Your task -
Reproduce each line of the material exactly as it reads.
- - - - - - -
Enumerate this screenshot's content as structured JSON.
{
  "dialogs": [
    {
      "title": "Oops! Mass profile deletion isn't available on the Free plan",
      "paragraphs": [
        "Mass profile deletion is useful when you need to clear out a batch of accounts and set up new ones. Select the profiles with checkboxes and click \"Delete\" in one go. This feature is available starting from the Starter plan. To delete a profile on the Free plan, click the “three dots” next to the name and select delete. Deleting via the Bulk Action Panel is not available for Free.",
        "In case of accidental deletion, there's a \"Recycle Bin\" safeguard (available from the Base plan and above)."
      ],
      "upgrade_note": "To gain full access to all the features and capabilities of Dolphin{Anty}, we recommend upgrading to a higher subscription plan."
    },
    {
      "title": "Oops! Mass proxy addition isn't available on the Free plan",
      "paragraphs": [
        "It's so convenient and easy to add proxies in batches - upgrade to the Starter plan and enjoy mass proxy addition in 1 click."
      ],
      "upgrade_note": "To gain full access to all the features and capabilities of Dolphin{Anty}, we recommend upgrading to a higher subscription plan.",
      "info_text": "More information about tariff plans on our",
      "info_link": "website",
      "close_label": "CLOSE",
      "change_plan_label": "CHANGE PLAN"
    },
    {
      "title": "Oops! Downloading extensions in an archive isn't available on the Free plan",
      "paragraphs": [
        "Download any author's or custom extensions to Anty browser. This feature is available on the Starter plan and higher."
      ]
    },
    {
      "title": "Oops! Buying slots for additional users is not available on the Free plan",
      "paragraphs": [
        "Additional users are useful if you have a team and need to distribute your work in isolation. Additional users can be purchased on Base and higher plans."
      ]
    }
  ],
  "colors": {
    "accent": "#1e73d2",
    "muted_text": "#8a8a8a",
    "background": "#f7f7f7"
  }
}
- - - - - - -
Answer -
Enumerate this screenshot's content as structured JSON.
{
  "dialogs": [
    {
      "title": "Oops! Mass profile deletion isn't available on the Free plan",
      "paragraphs": [
        "Mass profile deletion is useful when you need to clear out a batch of accounts and set up new ones. Select the profiles with checkboxes and click \"Delete\" in one go. This feature is available starting from the Starter plan. To delete a profile on the Free plan, click the “three dots” next to the name and select delete. Deleting via the Bulk Action Panel is not available for Free.",
        "In case of accidental deletion, there's a \"Recycle Bin\" safeguard (available from the Base plan and above)."
      ],
      "upgrade_note": "To gain full access to all the features and capabilities of Dolphin{Anty}, we recommend upgrading to a higher subscription plan."
    },
    {
      "title": "Oops! Mass proxy addition isn't available on the Free plan",
      "paragraphs": [
        "It's so convenient and easy to add proxies in batches - upgrade to the Starter plan and enjoy mass proxy addition in 1 click."
      ],
      "upgrade_note": "To gain full access to all the features and capabilities of Dolphin{Anty}, we recommend upgrading to a higher subscription plan.",
      "info_text": "More information about tariff plans on our",
      "info_link": "website",
      "close_label": "CLOSE",
      "change_plan_label": "CHANGE PLAN"
    },
    {
      "title": "Oops! Downloading extensions in an archive isn't available on the Free plan",
      "paragraphs": [
        "Download any author's or custom extensions to Anty browser. This feature is available on the Starter plan and higher."
      ]
    },
    {
      "title": "Oops! Buying slots for additional users is not available on the Free plan",
      "paragraphs": [
        "Additional users are useful if you have a team and need to distribute your work in isolation. Additional users can be purchased on Base and higher plans."
      ]
    }
  ],
  "colors": {
    "accent": "#1e73d2",
    "muted_text": "#8a8a8a",
    "background": "#f7f7f7"
  }
}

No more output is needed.